Cute dogs and a depressed society...welcome to Jamaica
OK, maybe I'm exaggerating...a bit. There is a decent amount of time spent on the efforts to form a team from dogs rescued off the streets and the stories of the people behind the team, but in the big picture, they serve mainly as a way for the film to show the troubles that affect Jamaica and the symbolic hope and public relations goal the team stands for. Several local experts get to chime in on how Jamaica found itself in its current plight, and the film puts you on the ground to experience the area second-hand, while the same locals talk up the good things about the country. Much like the Jamaica Bobsled Team before them, the mushers and dogs are ambassadors trying to spread the word about a land known mainly for reggae music.

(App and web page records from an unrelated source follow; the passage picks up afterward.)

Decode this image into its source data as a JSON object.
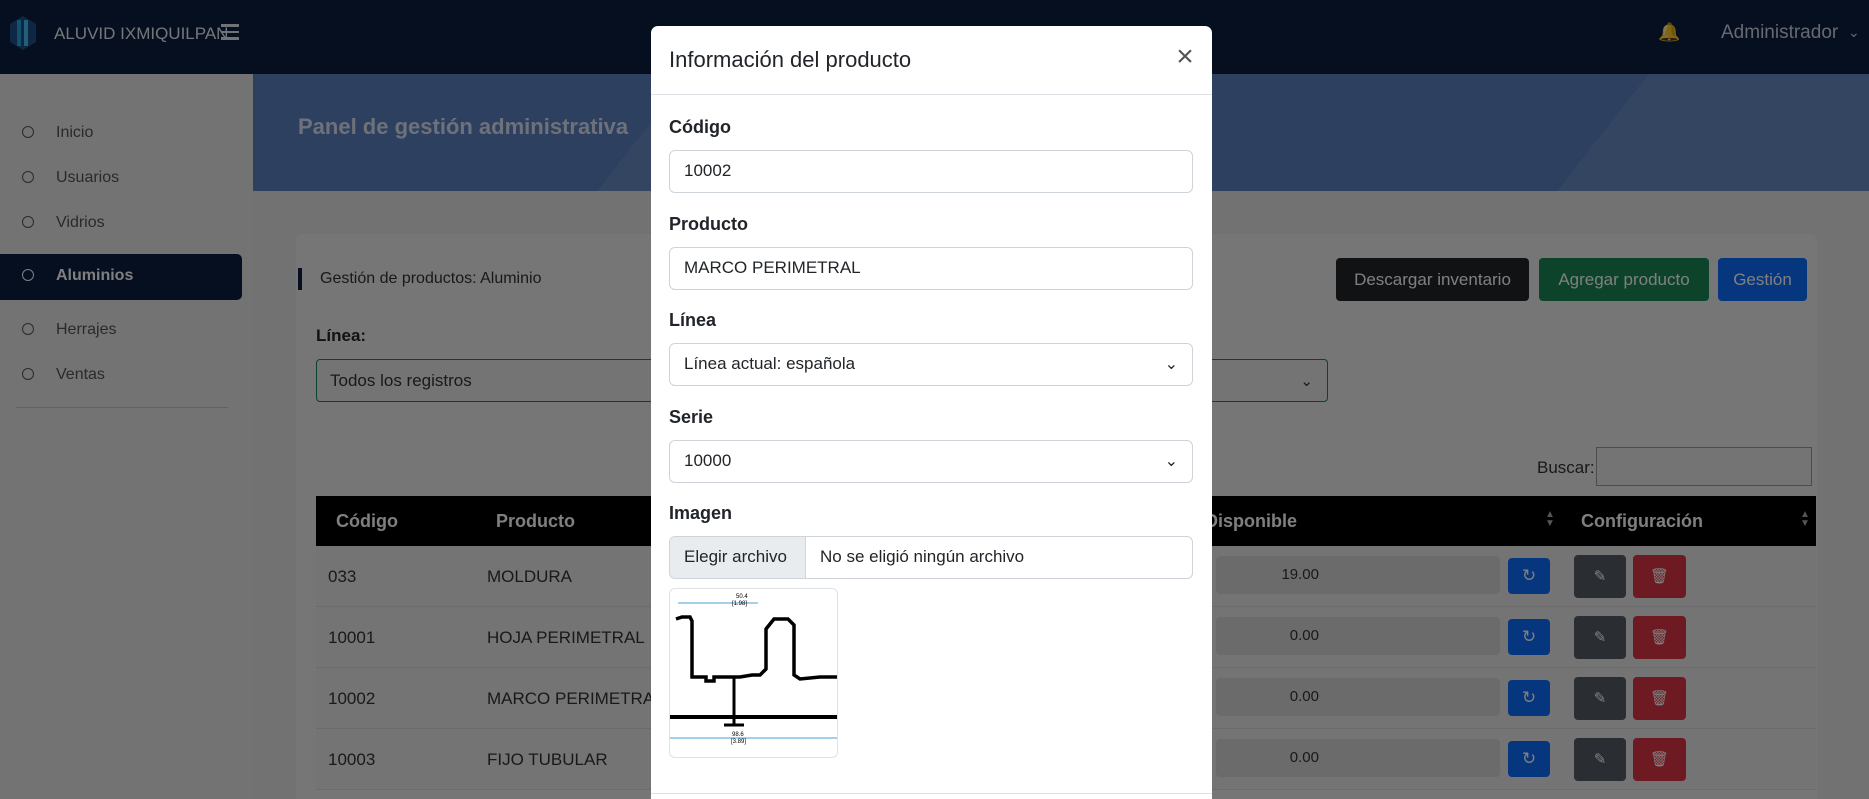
{
  "topbar": {
    "brand": "ALUVID IXMIQUILPAN",
    "user": "Administrador",
    "icons": [
      "logo-icon",
      "hamburger-icon",
      "bell-icon",
      "chevron-down-icon"
    ],
    "colors": {
      "bar": "#0a1f3f",
      "bell": "#dc3545"
    }
  },
  "sidebar": {
    "items": [
      {
        "label": "Inicio",
        "active": false
      },
      {
        "label": "Usuarios",
        "active": false
      },
      {
        "label": "Vidrios",
        "active": false
      },
      {
        "label": "Aluminios",
        "active": true
      },
      {
        "label": "Herrajes",
        "active": false
      },
      {
        "label": "Ventas",
        "active": false
      }
    ]
  },
  "header": {
    "title": "Panel de gestión administrativa"
  },
  "card": {
    "title": "Gestión de productos: Aluminio",
    "buttons": {
      "download": "Descargar inventario",
      "add": "Agregar producto",
      "manage": "Gestión"
    },
    "filter": {
      "label": "Línea:",
      "value": "Todos los registros"
    },
    "search": {
      "label": "Buscar:",
      "value": ""
    }
  },
  "table": {
    "columns": [
      "Código",
      "Producto",
      "Disponible",
      "Configuración"
    ],
    "rows": [
      {
        "code": "033",
        "product": "MOLDURA",
        "available": "19.00"
      },
      {
        "code": "10001",
        "product": "HOJA PERIMETRAL",
        "available": "0.00"
      },
      {
        "code": "10002",
        "product": "MARCO PERIMETRAL",
        "available": "0.00"
      },
      {
        "code": "10003",
        "product": "FIJO TUBULAR",
        "available": "0.00"
      }
    ]
  },
  "modal": {
    "title": "Información del producto",
    "fields": {
      "code_label": "Código",
      "code_value": "10002",
      "product_label": "Producto",
      "product_value": "MARCO PERIMETRAL",
      "line_label": "Línea",
      "line_value": "Línea actual: española",
      "series_label": "Serie",
      "series_value": "10000",
      "image_label": "Imagen",
      "file_button": "Elegir archivo",
      "file_status": "No se eligió ningún archivo"
    },
    "preview": {
      "top_dim": "50.4",
      "top_dim_in": "[1.98]",
      "bottom_dim": "98.6",
      "bottom_dim_in": "[3.89]"
    }
  }
}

On top of the dogs and the economics lesson are scenes from an animated Sun Dogs story that either the sleddog team wants to make or has made, and which somewhat mirrors the storyline of the real team. I would have liked to have seen more of this, as the animation isn't bad and the characters, a gang of anthropomorphic Jamaican sleddogs, are cute and pretty funny. Unfortunately, when you mix this light-hearted content with the semi-dramatic tale of the team and the serious plight of the country, it gets a bit uneven in terms of the storytelling, though I guess in the end, it gives the film some balance as well.
For a documentary, the film is very stylish and quite well edited, maintaining a good energy throughout, even when tackling decidedly unsexy topics like potholes and education. The film is particularly effective when it comes to telling the smaller stories inside the overall documentary. A crisis within the team, the history of sledding, singer Jimmy Buffet's involvement with the team...they are all neatly compartmentalized chapters effectively folded into one movie. It's just that this movie isn't the one the box seems to offer, one most viewers would want to see.

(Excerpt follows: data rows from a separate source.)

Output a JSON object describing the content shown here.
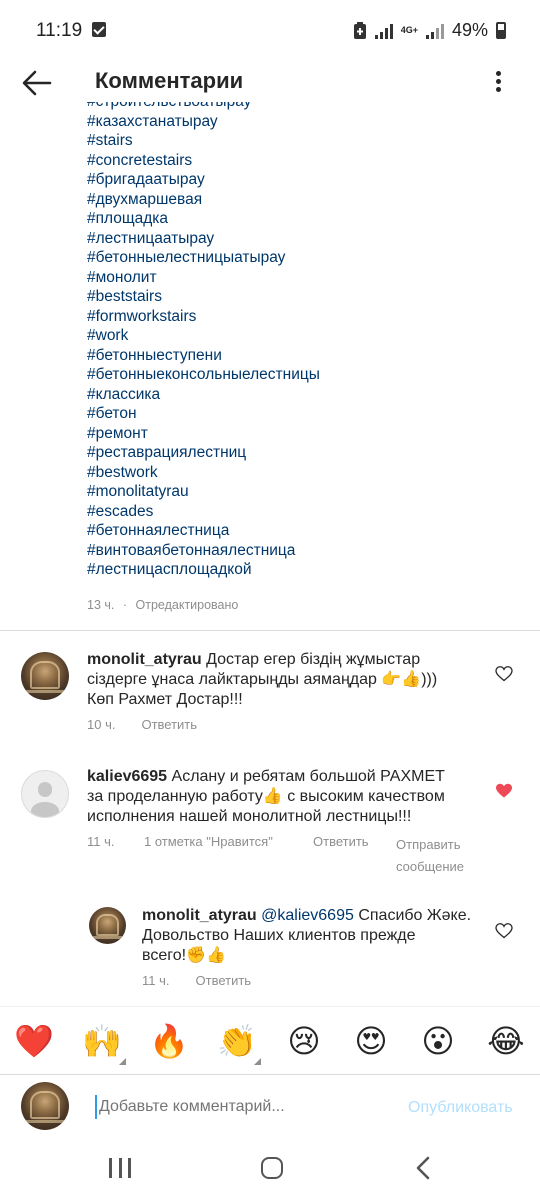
{
  "status_bar": {
    "time": "11:19",
    "network": "4G+",
    "battery": "49%"
  },
  "header": {
    "title": "Комментарии"
  },
  "caption": {
    "hashtags": [
      "#строительствоатырау",
      "#казахстанатырау",
      "#stairs",
      "#concretestairs",
      "#бригадаатырау",
      "#двухмаршевая",
      "#площадка",
      "#лестницаатырау",
      "#бетонныелестницыатырау",
      "#монолит",
      "#beststairs",
      "#formworkstairs",
      "#work",
      "#бетонныеступени",
      "#бетонныеконсольныелестницы",
      "#классика",
      "#бетон",
      "#ремонт",
      "#реставрациялестниц",
      "#bestwork",
      "#monolitatyrau",
      "#escades",
      "#бетоннаялестница",
      "#винтоваябетоннаялестница",
      "#лестницасплощадкой"
    ],
    "time": "13 ч.",
    "separator": "·",
    "edited": "Отредактировано"
  },
  "comments": [
    {
      "username": "monolit_atyrau",
      "text_line1": " Достар егер біздің жұмыстар",
      "text_line2": "сіздерге ұнаса лайктарыңды аямаңдар 👉👍)))",
      "text_line3": "Көп Рахмет Достар!!!",
      "time": "10 ч.",
      "reply": "Ответить",
      "liked": false
    },
    {
      "username": "kaliev6695",
      "text_line1": " Аслану  и ребятам большой РАХМЕТ",
      "text_line2": "за проделанную работу👍  с высоким качеством",
      "text_line3": "исполнения  нашей монолитной  лестницы!!!",
      "time": "11 ч.",
      "likes": "1 отметка \"Нравится\"",
      "reply": "Ответить",
      "send_line1": "Отправить",
      "send_line2": "сообщение",
      "liked": true
    },
    {
      "username": "monolit_atyrau",
      "mention": " @kaliev6695",
      "text_line1": " Спасибо Жәке.",
      "text_line2": "Довольство Наших клиентов прежде",
      "text_line3": "всего!✊👍",
      "time": "11 ч.",
      "reply": "Ответить",
      "liked": false
    }
  ],
  "emoji_bar": [
    "❤️",
    "🙌",
    "🔥",
    "👏",
    "😢",
    "😍",
    "😮",
    "😂"
  ],
  "composer": {
    "placeholder": "Добавьте комментарий...",
    "post_label": "Опубликовать"
  },
  "colors": {
    "hashtag": "#00376b",
    "meta": "#8e8e8e",
    "liked_heart": "#ed4956",
    "post_disabled": "#b2dffc"
  }
}
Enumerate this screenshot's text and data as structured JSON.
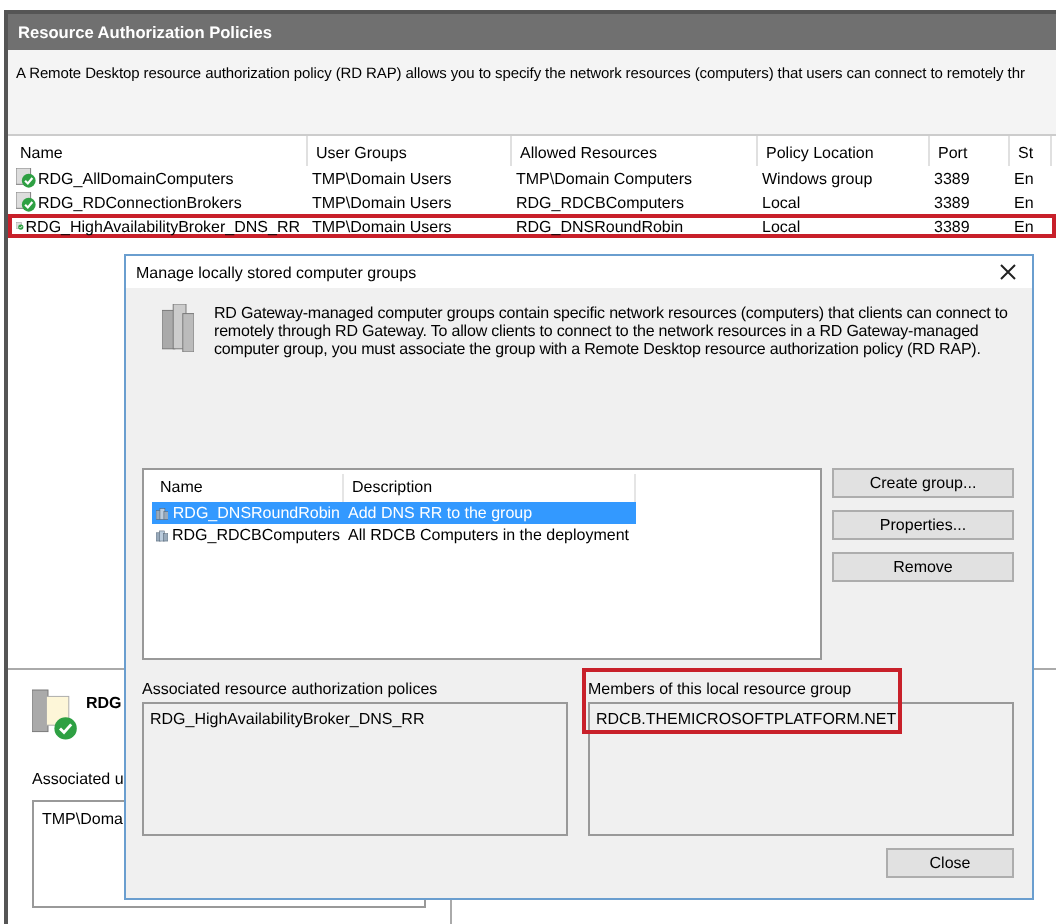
{
  "window": {
    "title": "Resource Authorization Policies"
  },
  "description": "A Remote Desktop resource authorization policy (RD RAP) allows you to specify the network resources (computers) that users can connect to remotely thr",
  "policies": {
    "columns": [
      "Name",
      "User Groups",
      "Allowed Resources",
      "Policy Location",
      "Port",
      "St"
    ],
    "rows": [
      {
        "cells": [
          "RDG_AllDomainComputers",
          "TMP\\Domain Users",
          "TMP\\Domain Computers",
          "Windows group",
          "3389",
          "En"
        ],
        "highlighted": false
      },
      {
        "cells": [
          "RDG_RDConnectionBrokers",
          "TMP\\Domain Users",
          "RDG_RDCBComputers",
          "Local",
          "3389",
          "En"
        ],
        "highlighted": false
      },
      {
        "cells": [
          "RDG_HighAvailabilityBroker_DNS_RR",
          "TMP\\Domain Users",
          "RDG_DNSRoundRobin",
          "Local",
          "3389",
          "En"
        ],
        "highlighted": true
      }
    ]
  },
  "details": {
    "name": "RDG",
    "associated_label": "Associated u",
    "user_groups": [
      "TMP\\Doma"
    ]
  },
  "dialog": {
    "title": "Manage locally stored computer groups",
    "message": "RD Gateway-managed computer groups contain specific network resources (computers) that clients can connect to remotely through RD Gateway. To allow clients to connect to the network resources in a RD Gateway-managed computer group, you must associate the group with a Remote Desktop resource authorization policy (RD RAP).",
    "groups": {
      "columns": [
        "Name",
        "Description"
      ],
      "rows": [
        {
          "name": "RDG_DNSRoundRobin",
          "description": "Add DNS RR to the group",
          "selected": true
        },
        {
          "name": "RDG_RDCBComputers",
          "description": "All RDCB Computers in the deployment",
          "selected": false
        }
      ]
    },
    "buttons": [
      "Create group...",
      "Properties...",
      "Remove"
    ],
    "associated_label": "Associated resource authorization polices",
    "associated_items": [
      "RDG_HighAvailabilityBroker_DNS_RR"
    ],
    "members_label": "Members of this local resource group",
    "members": [
      "RDCB.THEMICROSOFTPLATFORM.NET"
    ],
    "members_highlighted": true,
    "close_button": "Close"
  }
}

The sound is available in a Dolby Digital 2.0 track that does what it needs to do, presenting a strong musical presence and clear dialogue that helps make some of the thicker accents easier to understand. There's nothing dynamic about the mix, but you rarely expect a complex audio delivery from a documentary.
The third featurette is about two and a half-minutes long and has more info about the Jamaican dogsled team, updating on their more recent exploits. It's followed by "The JSPCA at Work" which spends about six minutes on the animal rescue group's mission and efforts. Each of the featurettes points you to a web site to learn more, giving them the feel of an "very special" TV episode from the '80s. The featurettes are joined by short text bios of the dogs on the team, which are certainly cute.
The disc wraps with previews of other Palm Pictures releases.
The Bottom Line